From malicious insiders to hacktivists: The usual suspects of cyber crime

Cyber attacks make news headlines virtually every day; organisations know the threat is out there and that they need to take action quickly. The reality is that your cyber adversaries are likely already on your network and endpoints, poised to steal your business’ data.

But who are they, and what exactly are they looking for? Today, the opportunities for cyber attack are so broad in scope that adversaries come from a wide range of backgrounds, varying in motive and target.

Together, however, they represent the greatest operational and financial threat that organisations face, so it’s essential that businesses understand what they’re up against.

The following are the four most common cyber adversaries looking to steal your sensitive data:

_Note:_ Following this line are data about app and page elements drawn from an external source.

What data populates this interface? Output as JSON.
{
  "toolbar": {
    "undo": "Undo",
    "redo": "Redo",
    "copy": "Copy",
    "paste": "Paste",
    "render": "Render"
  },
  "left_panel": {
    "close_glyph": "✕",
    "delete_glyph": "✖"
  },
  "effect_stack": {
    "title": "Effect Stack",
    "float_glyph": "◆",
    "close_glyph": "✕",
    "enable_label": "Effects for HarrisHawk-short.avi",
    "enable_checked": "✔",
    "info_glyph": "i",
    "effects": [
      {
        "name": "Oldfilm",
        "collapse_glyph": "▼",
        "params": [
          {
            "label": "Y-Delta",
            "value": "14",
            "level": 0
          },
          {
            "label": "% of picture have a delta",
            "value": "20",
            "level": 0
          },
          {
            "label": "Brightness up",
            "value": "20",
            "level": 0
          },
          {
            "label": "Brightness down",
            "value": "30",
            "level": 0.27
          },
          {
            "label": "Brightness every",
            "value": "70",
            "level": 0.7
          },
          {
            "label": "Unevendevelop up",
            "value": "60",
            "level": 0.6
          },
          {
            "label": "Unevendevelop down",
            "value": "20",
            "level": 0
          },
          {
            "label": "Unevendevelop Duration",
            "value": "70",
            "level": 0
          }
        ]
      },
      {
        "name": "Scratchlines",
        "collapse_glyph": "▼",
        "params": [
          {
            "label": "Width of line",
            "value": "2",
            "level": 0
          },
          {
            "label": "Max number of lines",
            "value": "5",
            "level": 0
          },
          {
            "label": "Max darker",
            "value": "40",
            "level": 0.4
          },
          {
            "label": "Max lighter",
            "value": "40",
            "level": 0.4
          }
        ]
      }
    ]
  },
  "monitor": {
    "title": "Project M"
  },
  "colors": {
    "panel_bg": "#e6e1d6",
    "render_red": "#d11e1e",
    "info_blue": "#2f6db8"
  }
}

  • “Nation State”: This category of hacker is directly employed by an arm of a national government and they are typically very well-funded compared to small hactivist groups and individual cyber criminals. These entities are motivated by economic, political, and military advantages. This means that there is potentially much greater damage if they are successful in accessing the data they seek. Nation states are interested in data about critical infrastructure, along with trade secrets, business information and emerging technologies. This can lead to a loss of competitive advantage for the countries or organisations they target, as well as a disruption to critical infrastructure, which may wreak havoc on the general population. Media and cyber-security experts alike list China as the most prolific sponsor of nation state hacking. In attempt to stem the tide, at the end of last year, President Barack Obama and Chinese President Xi Jingping announced they had "reached a common understanding" to curb cyber espionage between China and the United States.
  • “Cyber-Criminals”: The most common adversary thought of when discussing data theft, cyber-criminals seek the immediate satisfaction of a financial payout. They typically target personal and financial information, hoping to exploit or sell the data for their own financial gain. For the individual or organisation targeted, this can result in direct financial loss or legal issues, in the form of lawsuits and regulatory penalties. Above all, a breach caused by a cyber-criminal can cause a loss of confidence and reputational damage, which can be difficult to regain, especially if sensitive customer data has been compromised. One of the most worrying aspects about cyber-criminals is their increasing level of sophistication and organisation. For example, some cyber-crime groups have set up call centres to guide victims through the process of Bitcoin payment and data recovery in ransomware attacks.
  • “Hacktivists”: If you haven’t already guessed by the name alone, hacktivists are activist hackers who are looking to influence political or social groups by pressuring businesses, governments and other entities to change their practices. How do they aim to do this? By attacking organisations and stealing trade secrets or sensitive business information, including data relevant to key leaders, employees, and customers. Hacktivists take advantage of the data to disrupt normal business activities and put the focus and media attention on their own agenda. The target’s reputation is likely to be damaged as a result of this type of attack, which often has a long-lasting effect that extends beyond the initial loss. Arguably, the most well-known hactivist group today is a collective known around the globe as Anonymous.
  • “Malicious Insiders”: Insiders are an often forgotten source of attacks, though they are arguably the most dangerous as they represent trusted employees and partners. Motivated by personal gain, professional revenge, and monetary reward, malicious insiders usually have easy access to the data they are looking to expose or monetise. This typically includes customer data, company financial and salary information, along with employee data, corporate secrets, and notable research that has yet to be released. Like most of the other adversaries detailed above, malicious insiders seek to disrupt business operations and damage the organisation’s brand and reputation. In some cases they may be collaborating with cyber-criminals for personal financial gain.

Protecting against these, and all other types of attackers, requires that organisations focus on improving the security of their sensitive data, rather than simply the network on which it resides. Regardless of whether an attack originates inside or outside the company, businesses must put the processes and technologies in place to prevent attackers from accessing and exfiltrating the company’s data for their own gain.

Now that you know which cyber adversaries to look out for, don’t let their attacks go undetected. Begin by implementing employee awareness training and choosing an appropriate security solution that protects what is most important to your organisation.

With your data protected properly, it won’t matter who you’re up against for your business to remain safe.

Luke Brown, VP and GM EMEA, India and LatAm at Digital Guardian

Image Credit: Shutterstock / CobraCZ